The M.2 works like any other SSD, so you can mirror two drives for increased data integrity. This means that if one drive malfunctions, the system remains unaffected with the other drive working as a backup.
When looking at the big picture, the M.2’s versatility will certainly remain a staple in the data center for the foreseeable future.
Three different dimensions of M.2 solid-state drives
SATA disk-on-module (SATADOM)
The SATADOM was designed to take advantage of the 7- and 8-pin SATA connectors often found on server boards. The SATADOM fits neatly into the connectors without taking up too much space, ultimately eliminating the use of SATA cables. In turn, this allows for better airflow and keeps the temperature low. The SATADOM’s standing connector also makes it easy to replace, if necessary.
Dual SATADOM mounted on server motherboard
Although the 7-pin SATA connector continues to appear on board designs, the need for the faster speeds provided by PCIe lanes is becoming more prevalent.
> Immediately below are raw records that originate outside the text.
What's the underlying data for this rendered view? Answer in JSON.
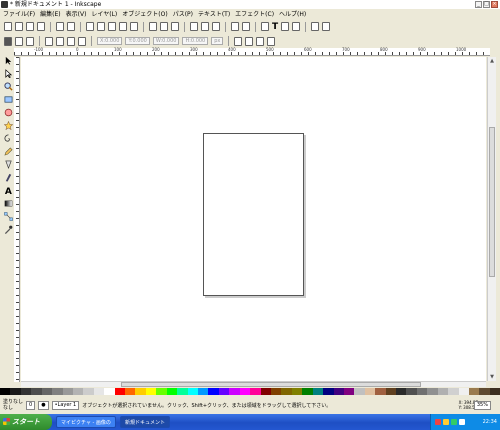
{
  "window": {
    "title": "* 新規ドキュメント 1 - Inkscape",
    "controls": [
      "_",
      "□",
      "×"
    ]
  },
  "menu": [
    "ファイル(F)",
    "編集(E)",
    "表示(V)",
    "レイヤ(L)",
    "オブジェクト(O)",
    "パス(P)",
    "テキスト(T)",
    "エフェクト(C)",
    "ヘルプ(H)"
  ],
  "toolbar2": {
    "x_field": "X:0.000",
    "y_field": "Y:0.000",
    "w_field": "W:0.000",
    "h_field": "H:0.000",
    "unit": "px"
  },
  "ruler_labels": [
    "-100",
    "0",
    "100",
    "200",
    "300",
    "400",
    "500",
    "600",
    "700",
    "800",
    "900",
    "1000",
    "1100"
  ],
  "palette": [
    "#000000",
    "#1a1a1a",
    "#333333",
    "#4d4d4d",
    "#666666",
    "#808080",
    "#999999",
    "#b3b3b3",
    "#cccccc",
    "#e6e6e6",
    "#ffffff",
    "#ff0000",
    "#ff6600",
    "#ffcc00",
    "#ffff00",
    "#66ff00",
    "#00ff00",
    "#00ff99",
    "#00ffff",
    "#0099ff",
    "#0000ff",
    "#6600ff",
    "#cc00ff",
    "#ff00ff",
    "#ff0099",
    "#800000",
    "#804000",
    "#806600",
    "#808000",
    "#008000",
    "#008080",
    "#000080",
    "#400080",
    "#800080",
    "#c0c0c0",
    "#e0c0a0",
    "#a06040",
    "#604020",
    "#2a2a2a",
    "#505050",
    "#707070",
    "#909090",
    "#b0b0b0",
    "#d0d0d0",
    "#f0f0f0",
    "#9a7b4f",
    "#5f4b32",
    "#3c2f20"
  ],
  "status": {
    "fill_label": "塗りなし",
    "stroke_label": "なし",
    "opacity": "0",
    "layer": "•Layer 1",
    "message": "オブジェクトが選択されていません。クリック、Shift+クリック、または領域をドラッグして選択して下さい。",
    "cursor_x": "X: 394.87",
    "cursor_y": "Y: 308.57",
    "zoom": "35%"
  },
  "taskbar": {
    "start": "スタート",
    "tasks": [
      "マイピクチャ - 画像の",
      "新規ドキュメント"
    ],
    "clock": "22:34"
  }
}
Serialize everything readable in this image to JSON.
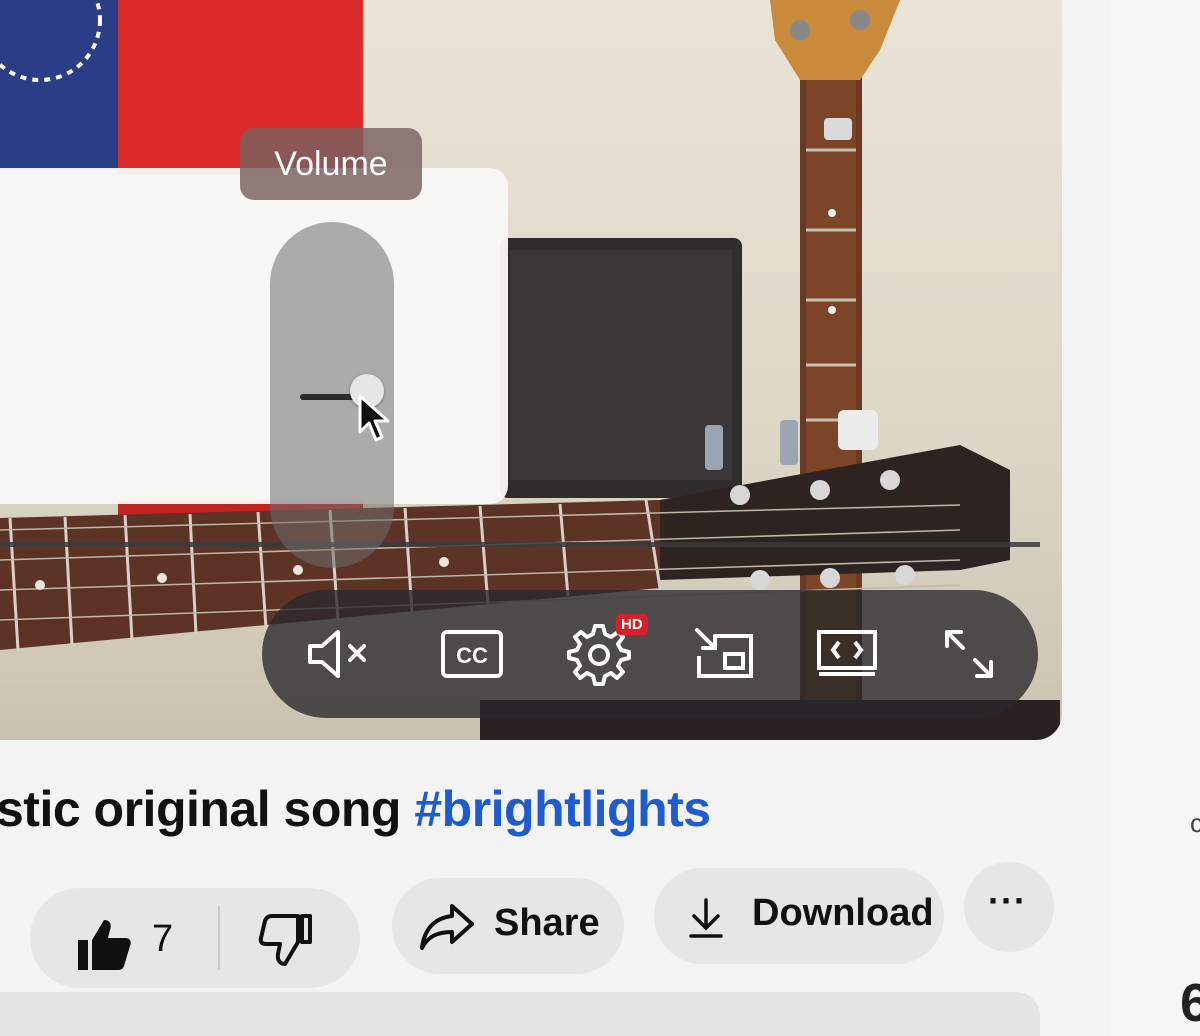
{
  "player": {
    "volume_tooltip": "Volume",
    "volume_level": 0.55,
    "controls": {
      "mute_icon": "volume-muted-icon",
      "captions_icon": "closed-captions-icon",
      "settings_icon": "settings-gear-icon",
      "settings_badge": "HD",
      "miniplayer_icon": "miniplayer-icon",
      "theater_icon": "theater-mode-icon",
      "fullscreen_icon": "fullscreen-icon"
    },
    "badge_color": "#d4202a"
  },
  "video": {
    "title_text": "stic original song ",
    "hashtag": "#brightlights",
    "hashtag_color": "#1e5bd0"
  },
  "actions": {
    "like_count": "7",
    "share_label": "Share",
    "download_label": "Download",
    "more_label": "···"
  },
  "sidebar": {
    "edge_text": "6",
    "edge_small": "c"
  }
}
Newer options are being developed by manufacturers that address new connectors with PCIe compatibility. One of these is OCuLink. OCuLink supports up to four lanes of PCIe 3.0, thereby making it a perfect successor for the older SATADOMs. These types of alternatives will be introduced as NVMe becomes more commonplace.
An OCuLinkDOM firmly attached to the server board
Don’t let the server boot drive become an afterthought when designing your next-generation server structure. Choosing the most appropriate drive can save time, safeguard your data, and — ultimately — lower your total cost of ownership.
Hopefully, this article has given you some guidance with regard to which server boot drive you should opt for. The SATADOM is a solid choice that provides an affordable solution when designing your board. However, when migrating to the faster lanes of PCIe, you should consider M.2 along with upcoming technological advancements such as the OCuLinkDOM. These alternatives, and other yet-to-be-seen innovations, all have their roles to play in the future of the server market.